**Goal of the exercise:** Scan the lines below; pull out those with "icon".

**Element data from apps and pages:**
------------------------------

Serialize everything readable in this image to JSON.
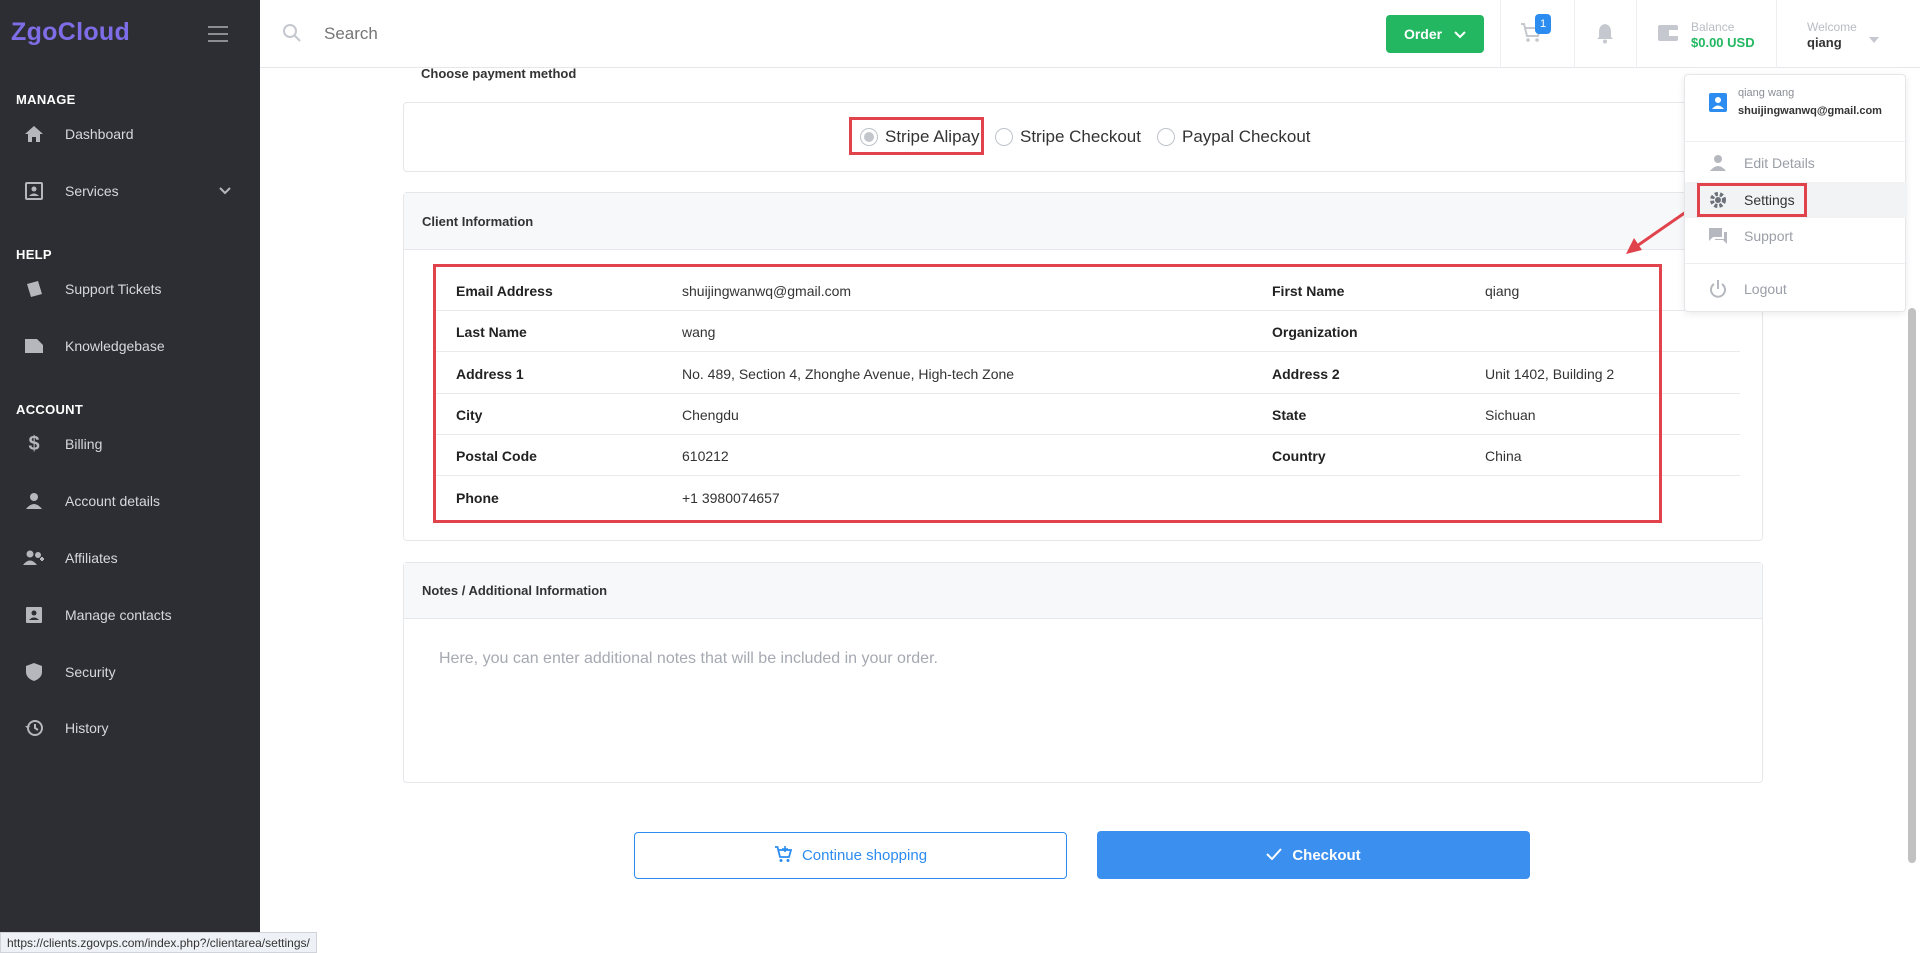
{
  "brand": "ZgoCloud",
  "sidebar": {
    "sections": [
      {
        "title": "MANAGE"
      },
      {
        "title": "HELP"
      },
      {
        "title": "ACCOUNT"
      }
    ],
    "items": [
      {
        "label": "Dashboard",
        "icon": "home-icon"
      },
      {
        "label": "Services",
        "icon": "services-icon"
      },
      {
        "label": "Support Tickets",
        "icon": "ticket-icon"
      },
      {
        "label": "Knowledgebase",
        "icon": "book-icon"
      },
      {
        "label": "Billing",
        "icon": "dollar-icon"
      },
      {
        "label": "Account details",
        "icon": "user-icon"
      },
      {
        "label": "Affiliates",
        "icon": "affiliates-icon"
      },
      {
        "label": "Manage contacts",
        "icon": "contacts-icon"
      },
      {
        "label": "Security",
        "icon": "shield-icon"
      },
      {
        "label": "History",
        "icon": "history-icon"
      }
    ]
  },
  "topbar": {
    "search_placeholder": "Search",
    "order_label": "Order",
    "cart_count": "1",
    "balance_label": "Balance",
    "balance_value": "$0.00 USD",
    "welcome_label": "Welcome",
    "welcome_name": "qiang"
  },
  "payment": {
    "title": "Choose payment method",
    "options": [
      "Stripe Alipay",
      "Stripe Checkout",
      "Paypal Checkout"
    ],
    "selected": "Stripe Alipay"
  },
  "client_info": {
    "title": "Client Information",
    "rows": [
      {
        "k1": "Email Address",
        "v1": "shuijingwanwq@gmail.com",
        "k2": "First Name",
        "v2": "qiang"
      },
      {
        "k1": "Last Name",
        "v1": "wang",
        "k2": "Organization",
        "v2": ""
      },
      {
        "k1": "Address 1",
        "v1": "No. 489, Section 4, Zhonghe Avenue, High-tech Zone",
        "k2": "Address 2",
        "v2": "Unit 1402, Building 2"
      },
      {
        "k1": "City",
        "v1": "Chengdu",
        "k2": "State",
        "v2": "Sichuan"
      },
      {
        "k1": "Postal Code",
        "v1": "610212",
        "k2": "Country",
        "v2": "China"
      },
      {
        "k1": "Phone",
        "v1": "+1 3980074657",
        "k2": "",
        "v2": ""
      }
    ]
  },
  "notes": {
    "title": "Notes / Additional Information",
    "placeholder": "Here, you can enter additional notes that will be included in your order."
  },
  "actions": {
    "continue_label": "Continue shopping",
    "checkout_label": "Checkout"
  },
  "dropdown": {
    "name": "qiang wang",
    "email": "shuijingwanwq@gmail.com",
    "items": [
      "Edit Details",
      "Settings",
      "Support",
      "Logout"
    ]
  },
  "status_url": "https://clients.zgovps.com/index.php?/clientarea/settings/",
  "colors": {
    "sidebar_bg": "#2d2e33",
    "brand": "#7d6ee7",
    "accent_blue": "#3b8fee",
    "order_green": "#22b760",
    "highlight_red": "#e0434b"
  }
}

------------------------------

**Your response:**
        "icon": "home-icon"
        "icon": "services-icon"
        "icon": "ticket-icon"
        "icon": "book-icon"
        "icon": "dollar-icon"
        "icon": "user-icon"
        "icon": "affiliates-icon"
        "icon": "contacts-icon"
        "icon": "shield-icon"
        "icon": "history-icon"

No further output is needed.